**EXERCISE GOAL**
Nothing in the entries may be dropped: restate them word for word.

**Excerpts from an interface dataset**
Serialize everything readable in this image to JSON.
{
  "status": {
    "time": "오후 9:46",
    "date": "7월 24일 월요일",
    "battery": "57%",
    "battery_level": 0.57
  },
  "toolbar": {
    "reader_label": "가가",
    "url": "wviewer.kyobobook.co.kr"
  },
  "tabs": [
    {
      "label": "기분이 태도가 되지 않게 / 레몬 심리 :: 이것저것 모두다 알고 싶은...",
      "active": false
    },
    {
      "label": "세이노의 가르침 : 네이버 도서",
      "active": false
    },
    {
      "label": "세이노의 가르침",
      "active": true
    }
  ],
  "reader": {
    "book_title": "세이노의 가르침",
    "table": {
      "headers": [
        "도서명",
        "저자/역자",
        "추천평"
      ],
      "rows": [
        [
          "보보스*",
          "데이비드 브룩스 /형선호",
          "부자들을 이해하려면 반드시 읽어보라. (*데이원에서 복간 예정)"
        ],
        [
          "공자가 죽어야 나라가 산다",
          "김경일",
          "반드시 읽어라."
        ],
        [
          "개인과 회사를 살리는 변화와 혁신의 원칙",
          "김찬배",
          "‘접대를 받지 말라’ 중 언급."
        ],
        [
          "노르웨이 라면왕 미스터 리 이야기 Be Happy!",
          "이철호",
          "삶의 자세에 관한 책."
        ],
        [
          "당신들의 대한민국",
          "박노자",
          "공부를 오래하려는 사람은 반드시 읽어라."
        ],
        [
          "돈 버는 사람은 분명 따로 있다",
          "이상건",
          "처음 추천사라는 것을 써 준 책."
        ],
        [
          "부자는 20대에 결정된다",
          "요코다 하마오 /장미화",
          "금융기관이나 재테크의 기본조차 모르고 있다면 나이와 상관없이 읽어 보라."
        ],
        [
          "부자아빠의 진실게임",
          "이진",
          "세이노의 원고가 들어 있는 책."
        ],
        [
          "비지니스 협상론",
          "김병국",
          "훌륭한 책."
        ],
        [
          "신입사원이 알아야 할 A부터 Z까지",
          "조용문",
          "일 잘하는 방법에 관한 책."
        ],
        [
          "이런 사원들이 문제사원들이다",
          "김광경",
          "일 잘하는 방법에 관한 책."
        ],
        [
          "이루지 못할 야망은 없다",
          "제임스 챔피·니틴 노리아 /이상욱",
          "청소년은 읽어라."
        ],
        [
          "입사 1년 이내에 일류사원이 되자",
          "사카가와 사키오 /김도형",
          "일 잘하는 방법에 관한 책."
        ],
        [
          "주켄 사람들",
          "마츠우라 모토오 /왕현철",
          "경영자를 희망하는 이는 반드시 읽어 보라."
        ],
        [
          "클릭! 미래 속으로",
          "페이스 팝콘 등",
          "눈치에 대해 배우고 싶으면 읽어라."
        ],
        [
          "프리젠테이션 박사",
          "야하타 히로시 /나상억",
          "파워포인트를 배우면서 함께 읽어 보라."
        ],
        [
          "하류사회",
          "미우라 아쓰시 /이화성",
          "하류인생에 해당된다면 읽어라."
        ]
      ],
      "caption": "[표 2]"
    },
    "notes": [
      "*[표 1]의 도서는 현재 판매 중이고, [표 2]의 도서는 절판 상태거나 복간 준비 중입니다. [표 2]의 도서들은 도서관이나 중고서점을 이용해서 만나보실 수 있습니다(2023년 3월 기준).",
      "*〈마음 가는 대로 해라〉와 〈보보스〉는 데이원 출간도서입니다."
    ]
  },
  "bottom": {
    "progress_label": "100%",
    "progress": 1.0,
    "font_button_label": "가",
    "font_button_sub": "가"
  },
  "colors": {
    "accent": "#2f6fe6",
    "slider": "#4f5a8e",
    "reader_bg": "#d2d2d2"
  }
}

**TASK OUTPUT**
Serialize everything readable in this image to JSON.
{
  "status": {
    "time": "오후 9:46",
    "date": "7월 24일 월요일",
    "battery": "57%",
    "battery_level": 0.57
  },
  "toolbar": {
    "reader_label": "가가",
    "url": "wviewer.kyobobook.co.kr"
  },
  "tabs": [
    {
      "label": "기분이 태도가 되지 않게 / 레몬 심리 :: 이것저것 모두다 알고 싶은...",
      "active": false
    },
    {
      "label": "세이노의 가르침 : 네이버 도서",
      "active": false
    },
    {
      "label": "세이노의 가르침",
      "active": true
    }
  ],
  "reader": {
    "book_title": "세이노의 가르침",
    "table": {
      "headers": [
        "도서명",
        "저자/역자",
        "추천평"
      ],
      "rows": [
        [
          "보보스*",
          "데이비드 브룩스 /형선호",
          "부자들을 이해하려면 반드시 읽어보라. (*데이원에서 복간 예정)"
        ],
        [
          "공자가 죽어야 나라가 산다",
          "김경일",
          "반드시 읽어라."
        ],
        [
          "개인과 회사를 살리는 변화와 혁신의 원칙",
          "김찬배",
          "‘접대를 받지 말라’ 중 언급."
        ],
        [
          "노르웨이 라면왕 미스터 리 이야기 Be Happy!",
          "이철호",
          "삶의 자세에 관한 책."
        ],
        [
          "당신들의 대한민국",
          "박노자",
          "공부를 오래하려는 사람은 반드시 읽어라."
        ],
        [
          "돈 버는 사람은 분명 따로 있다",
          "이상건",
          "처음 추천사라는 것을 써 준 책."
        ],
        [
          "부자는 20대에 결정된다",
          "요코다 하마오 /장미화",
          "금융기관이나 재테크의 기본조차 모르고 있다면 나이와 상관없이 읽어 보라."
        ],
        [
          "부자아빠의 진실게임",
          "이진",
          "세이노의 원고가 들어 있는 책."
        ],
        [
          "비지니스 협상론",
          "김병국",
          "훌륭한 책."
        ],
        [
          "신입사원이 알아야 할 A부터 Z까지",
          "조용문",
          "일 잘하는 방법에 관한 책."
        ],
        [
          "이런 사원들이 문제사원들이다",
          "김광경",
          "일 잘하는 방법에 관한 책."
        ],
        [
          "이루지 못할 야망은 없다",
          "제임스 챔피·니틴 노리아 /이상욱",
          "청소년은 읽어라."
        ],
        [
          "입사 1년 이내에 일류사원이 되자",
          "사카가와 사키오 /김도형",
          "일 잘하는 방법에 관한 책."
        ],
        [
          "주켄 사람들",
          "마츠우라 모토오 /왕현철",
          "경영자를 희망하는 이는 반드시 읽어 보라."
        ],
        [
          "클릭! 미래 속으로",
          "페이스 팝콘 등",
          "눈치에 대해 배우고 싶으면 읽어라."
        ],
        [
          "프리젠테이션 박사",
          "야하타 히로시 /나상억",
          "파워포인트를 배우면서 함께 읽어 보라."
        ],
        [
          "하류사회",
          "미우라 아쓰시 /이화성",
          "하류인생에 해당된다면 읽어라."
        ]
      ],
      "caption": "[표 2]"
    },
    "notes": [
      "*[표 1]의 도서는 현재 판매 중이고, [표 2]의 도서는 절판 상태거나 복간 준비 중입니다. [표 2]의 도서들은 도서관이나 중고서점을 이용해서 만나보실 수 있습니다(2023년 3월 기준).",
      "*〈마음 가는 대로 해라〉와 〈보보스〉는 데이원 출간도서입니다."
    ]
  },
  "bottom": {
    "progress_label": "100%",
    "progress": 1.0,
    "font_button_label": "가",
    "font_button_sub": "가"
  },
  "colors": {
    "accent": "#2f6fe6",
    "slider": "#4f5a8e",
    "reader_bg": "#d2d2d2"
  }
}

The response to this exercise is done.